◆ ACTION ITEM ◆
Reproduce the listing in its entirety. Do not reproduce the pictures.

◆ RECORD SET ◆
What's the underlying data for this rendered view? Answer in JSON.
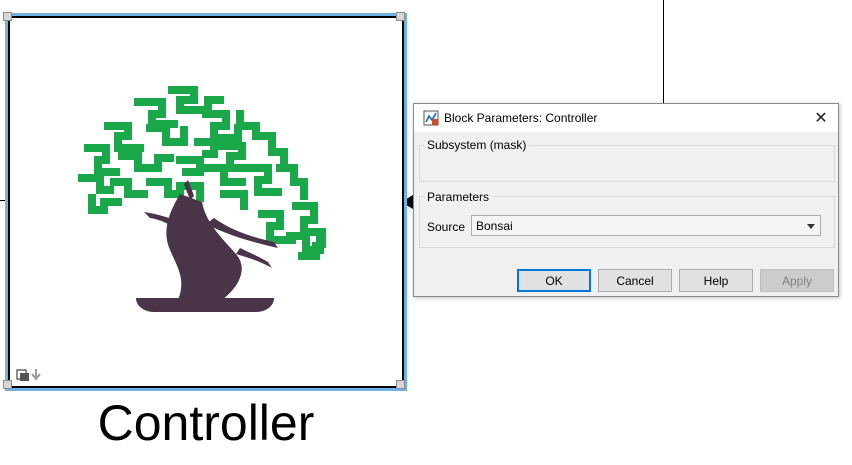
{
  "block": {
    "label": "Controller",
    "icon": "bonsai-tree-icon"
  },
  "dialog": {
    "title": "Block Parameters: Controller",
    "close_icon": "✕",
    "mask_group_title": "Subsystem (mask)",
    "parameters_group_title": "Parameters",
    "source_label": "Source",
    "source_value": "Bonsai",
    "buttons": {
      "ok": "OK",
      "cancel": "Cancel",
      "help": "Help",
      "apply": "Apply"
    }
  },
  "colors": {
    "selection": "#6fb3e6",
    "bonsai_leaves": "#1aa84a",
    "bonsai_trunk": "#4a3548",
    "ok_focus": "#0078d7"
  }
}
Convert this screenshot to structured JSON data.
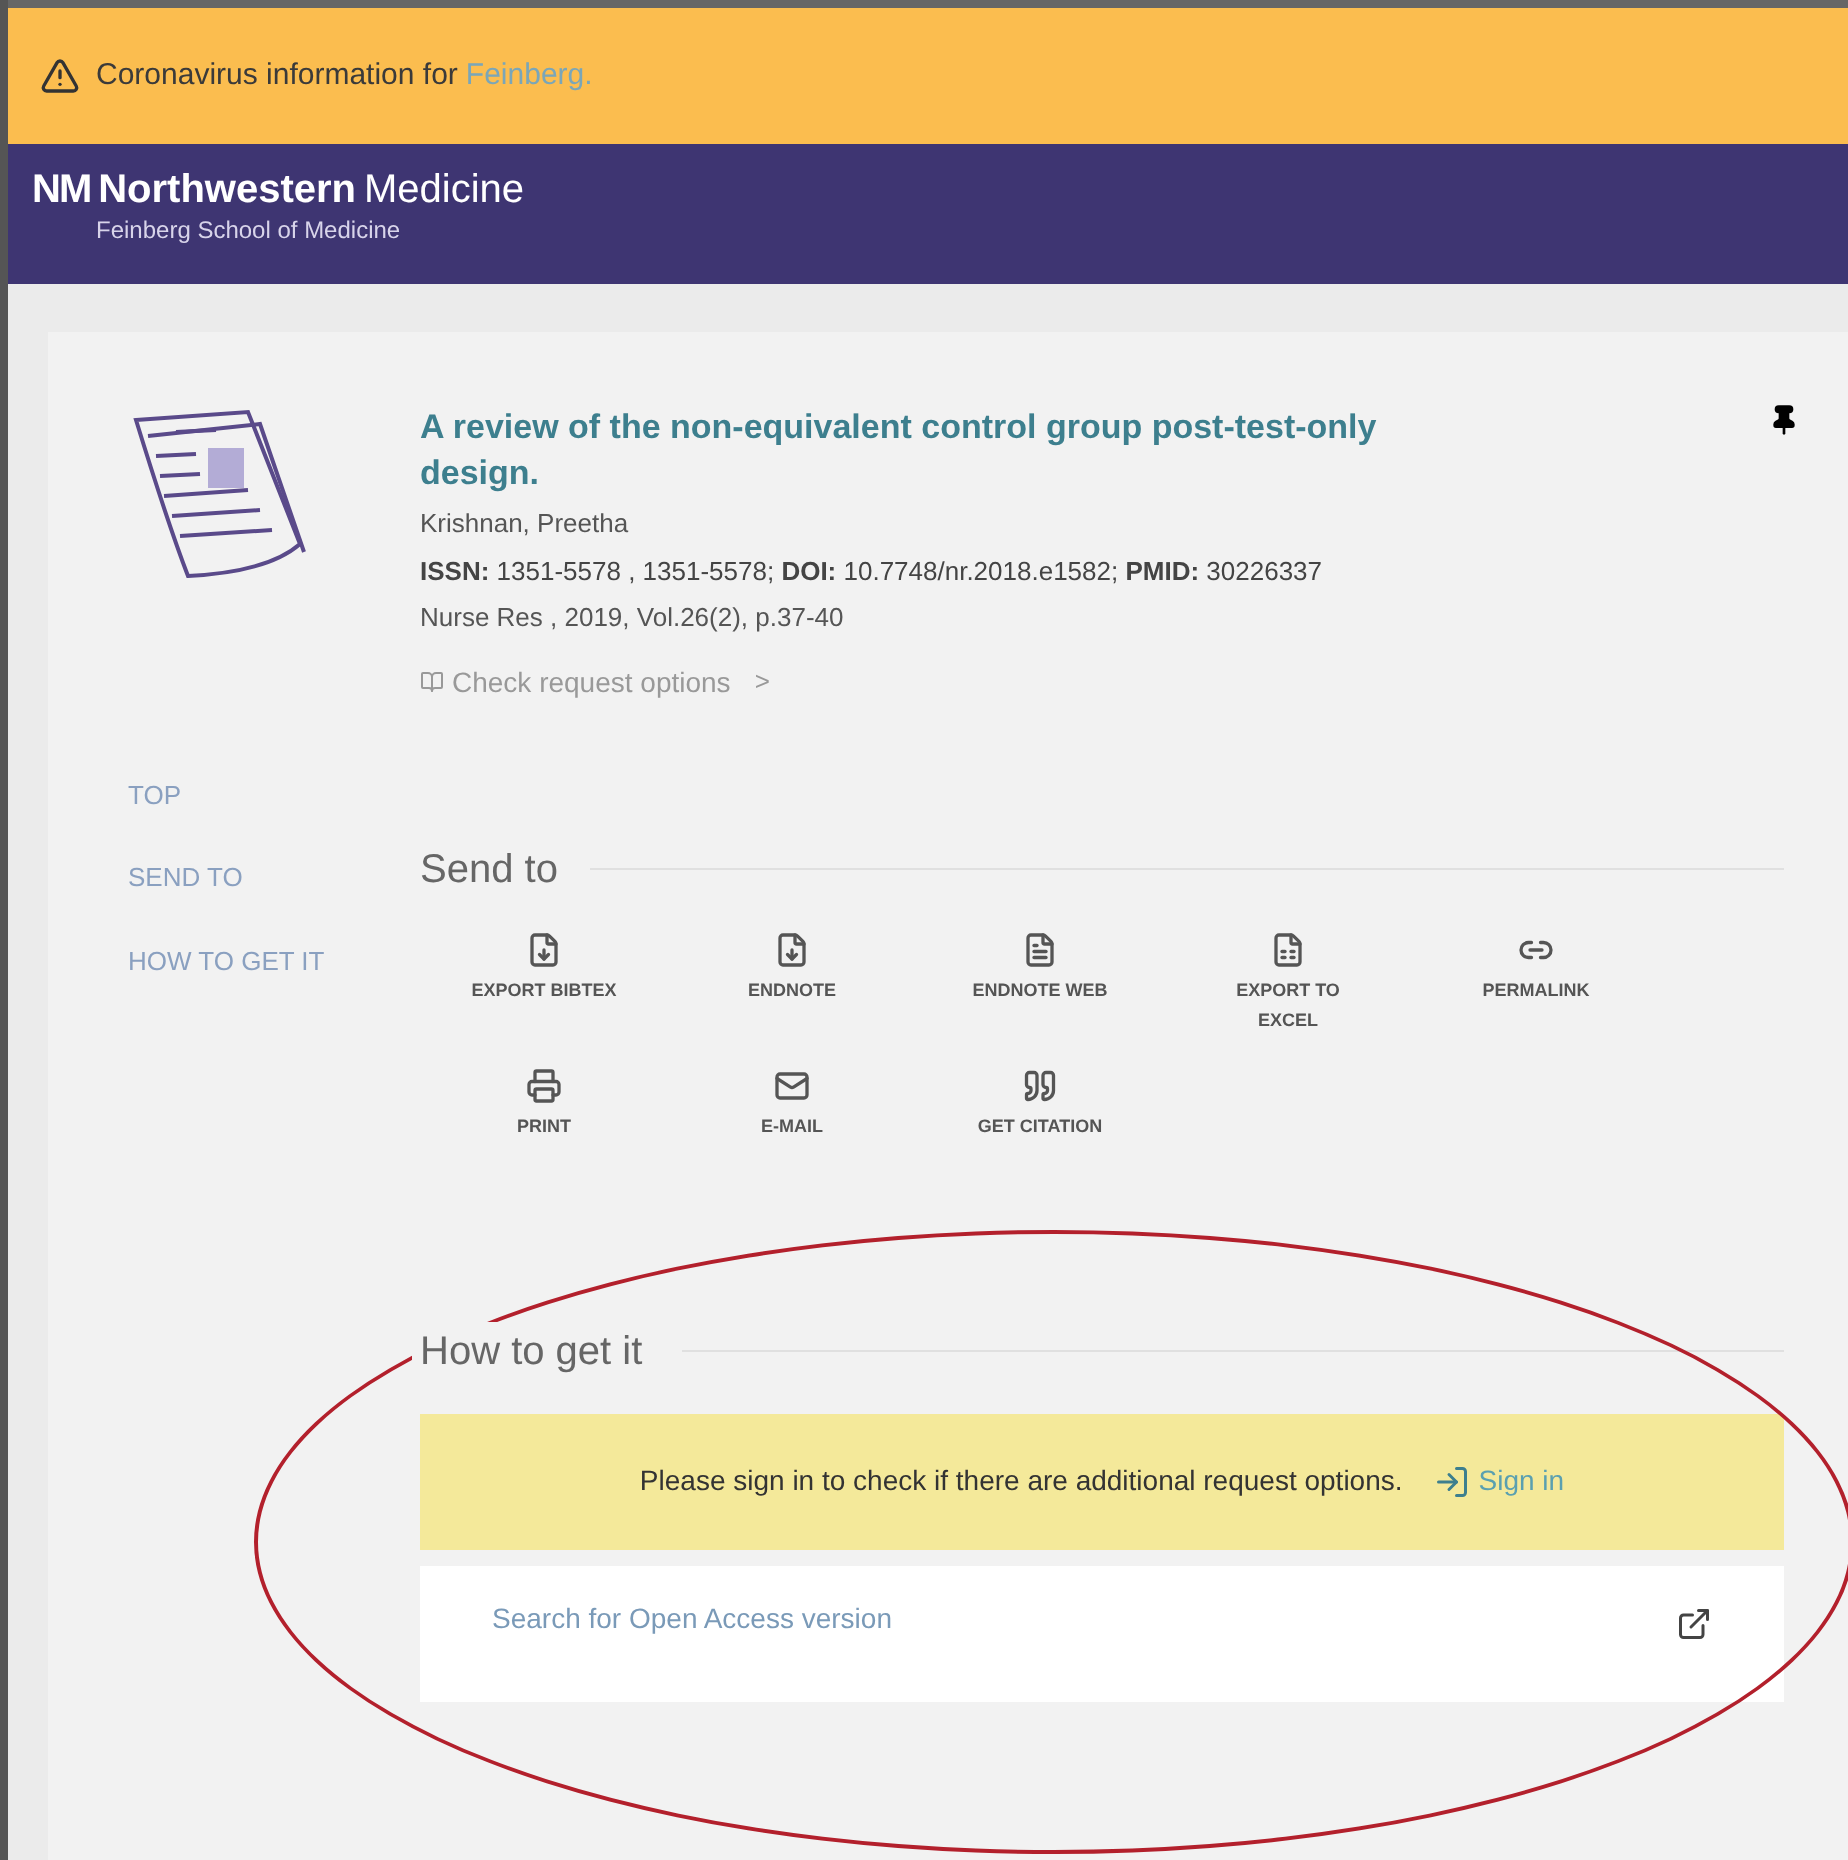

◆ YOUR SOLUTION ◆
What's the underlying data for this rendered view? Answer in JSON.
{
  "block": {
    "label": "Controller",
    "icon": "bonsai-tree-icon"
  },
  "dialog": {
    "title": "Block Parameters: Controller",
    "close_icon": "✕",
    "mask_group_title": "Subsystem (mask)",
    "parameters_group_title": "Parameters",
    "source_label": "Source",
    "source_value": "Bonsai",
    "buttons": {
      "ok": "OK",
      "cancel": "Cancel",
      "help": "Help",
      "apply": "Apply"
    }
  },
  "colors": {
    "selection": "#6fb3e6",
    "bonsai_leaves": "#1aa84a",
    "bonsai_trunk": "#4a3548",
    "ok_focus": "#0078d7"
  }
}
Convert this screenshot to structured JSON data.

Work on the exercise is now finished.